Given Mr. Tsipras’ effective U-turn and the fact that the regime of austerity proposals rejected in the July 5 referendum will be repackaged and introduced anew, we may also consider a more sensitive question: _is the euro, as it currently stands, compatible with democracy? _It is, though only with political positions that do not run against the EMU architecture.

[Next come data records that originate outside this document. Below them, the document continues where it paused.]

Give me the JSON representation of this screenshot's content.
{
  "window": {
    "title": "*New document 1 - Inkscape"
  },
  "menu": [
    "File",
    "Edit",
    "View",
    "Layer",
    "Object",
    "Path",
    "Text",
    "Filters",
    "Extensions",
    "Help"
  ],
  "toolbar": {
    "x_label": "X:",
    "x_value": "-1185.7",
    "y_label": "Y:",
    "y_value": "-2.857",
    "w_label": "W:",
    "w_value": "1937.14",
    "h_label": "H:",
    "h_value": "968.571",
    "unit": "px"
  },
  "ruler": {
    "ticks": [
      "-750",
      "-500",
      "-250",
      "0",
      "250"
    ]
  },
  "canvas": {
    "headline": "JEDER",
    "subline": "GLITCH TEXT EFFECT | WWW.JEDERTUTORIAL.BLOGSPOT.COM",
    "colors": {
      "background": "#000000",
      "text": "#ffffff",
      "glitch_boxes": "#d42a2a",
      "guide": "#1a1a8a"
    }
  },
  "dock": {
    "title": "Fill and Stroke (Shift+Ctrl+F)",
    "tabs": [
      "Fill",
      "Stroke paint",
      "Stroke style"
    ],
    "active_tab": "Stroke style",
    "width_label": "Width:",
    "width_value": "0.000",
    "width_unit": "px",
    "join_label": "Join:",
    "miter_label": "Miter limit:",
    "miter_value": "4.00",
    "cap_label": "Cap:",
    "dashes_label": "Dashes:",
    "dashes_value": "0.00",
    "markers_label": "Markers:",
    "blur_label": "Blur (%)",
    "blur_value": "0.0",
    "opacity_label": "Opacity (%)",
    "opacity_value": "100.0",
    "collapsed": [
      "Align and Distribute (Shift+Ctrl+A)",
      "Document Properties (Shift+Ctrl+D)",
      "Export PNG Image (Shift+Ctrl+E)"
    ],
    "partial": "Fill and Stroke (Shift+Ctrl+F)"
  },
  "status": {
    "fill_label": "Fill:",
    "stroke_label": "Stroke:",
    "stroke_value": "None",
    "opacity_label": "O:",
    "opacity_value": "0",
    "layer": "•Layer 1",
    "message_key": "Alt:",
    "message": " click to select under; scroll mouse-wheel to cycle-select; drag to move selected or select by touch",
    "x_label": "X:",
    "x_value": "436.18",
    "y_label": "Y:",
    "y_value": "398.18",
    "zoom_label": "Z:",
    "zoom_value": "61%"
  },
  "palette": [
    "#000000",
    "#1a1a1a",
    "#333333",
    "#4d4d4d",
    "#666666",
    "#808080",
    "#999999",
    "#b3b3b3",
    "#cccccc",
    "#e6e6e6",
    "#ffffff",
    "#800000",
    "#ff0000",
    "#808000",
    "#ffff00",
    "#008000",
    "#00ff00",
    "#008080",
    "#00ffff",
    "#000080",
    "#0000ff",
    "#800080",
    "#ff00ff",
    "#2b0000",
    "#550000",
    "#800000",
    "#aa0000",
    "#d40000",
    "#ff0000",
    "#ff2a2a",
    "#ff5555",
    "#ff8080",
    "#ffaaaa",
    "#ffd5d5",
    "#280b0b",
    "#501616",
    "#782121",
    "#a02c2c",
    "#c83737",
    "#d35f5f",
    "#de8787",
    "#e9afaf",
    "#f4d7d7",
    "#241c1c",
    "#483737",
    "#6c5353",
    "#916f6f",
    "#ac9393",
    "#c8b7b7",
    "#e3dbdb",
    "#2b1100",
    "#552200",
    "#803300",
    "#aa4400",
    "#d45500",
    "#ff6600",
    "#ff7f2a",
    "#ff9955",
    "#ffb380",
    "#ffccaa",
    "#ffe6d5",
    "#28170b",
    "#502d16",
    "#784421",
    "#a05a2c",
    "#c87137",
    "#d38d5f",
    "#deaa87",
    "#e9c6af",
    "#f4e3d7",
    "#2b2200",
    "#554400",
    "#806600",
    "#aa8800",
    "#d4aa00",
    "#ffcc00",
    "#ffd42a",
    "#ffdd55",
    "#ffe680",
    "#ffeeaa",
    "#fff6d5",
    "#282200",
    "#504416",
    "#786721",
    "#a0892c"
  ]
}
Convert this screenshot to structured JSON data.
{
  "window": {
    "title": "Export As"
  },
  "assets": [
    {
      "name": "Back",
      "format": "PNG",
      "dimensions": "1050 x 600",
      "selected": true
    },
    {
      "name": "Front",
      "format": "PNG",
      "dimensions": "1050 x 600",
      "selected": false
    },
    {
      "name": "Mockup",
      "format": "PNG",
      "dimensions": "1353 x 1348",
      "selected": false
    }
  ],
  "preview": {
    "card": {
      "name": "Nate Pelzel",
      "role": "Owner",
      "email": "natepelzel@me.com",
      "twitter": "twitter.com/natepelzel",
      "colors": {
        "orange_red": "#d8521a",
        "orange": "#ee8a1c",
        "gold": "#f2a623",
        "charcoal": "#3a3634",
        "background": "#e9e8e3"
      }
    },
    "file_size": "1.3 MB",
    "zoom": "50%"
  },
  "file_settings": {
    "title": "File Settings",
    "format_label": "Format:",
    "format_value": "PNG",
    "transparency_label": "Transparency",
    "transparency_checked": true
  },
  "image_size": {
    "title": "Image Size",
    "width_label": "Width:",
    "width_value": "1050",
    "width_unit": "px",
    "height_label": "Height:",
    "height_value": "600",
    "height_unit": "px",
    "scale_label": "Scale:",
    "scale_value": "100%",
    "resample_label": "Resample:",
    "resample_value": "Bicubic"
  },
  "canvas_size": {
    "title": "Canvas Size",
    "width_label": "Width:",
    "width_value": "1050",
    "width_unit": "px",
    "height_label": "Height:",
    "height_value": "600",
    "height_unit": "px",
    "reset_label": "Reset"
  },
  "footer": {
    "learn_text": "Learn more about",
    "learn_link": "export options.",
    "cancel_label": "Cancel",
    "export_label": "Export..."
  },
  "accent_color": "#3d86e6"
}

So if you are Syriza or other radical leftist party, and the vast majority of euro area Member States do not belong to your political family, that means “NO”.
I believe the European Left is facing a very specific set of trade-offs that it will eventually have to deal with:
- economic: sacrifice true keynesianism (or similar views) to the altars of fiscal discipline, or remain committed to tight fiscal targets and to “competitiveness” at the expense of abandoning its own principles regarding wealth concentration, the role of finance, labour relations etc.;
- political: submit to the EMU’s model of “common rules without common politics”, whatever that may imply for its popular mandate, or, take a realistic—though not principled—position against the Euro/EMU.
These are my honest words, as a pro-european and a leftist (ecologist to be precise). For the “here and now” in Greece, we may indeed submit that Mr. Tsipras’ position is pragmatic. Anything other than a third bailout programme will lead to far greater a calamity. There is no credible plan B (and why hasn’t there ever been one?).
If I see it right, the tough choices are not circumstantial. They are germane to the EMU’s design, in what it is and what it is expected to become. Though I would rather pretend to be oblivious to the facts, I fear that pro-europeans who happen to be leftists—the present author included—will one day be forced to scrutinise their own views, and to choose either in favour of leftism _or _pro-europeanism.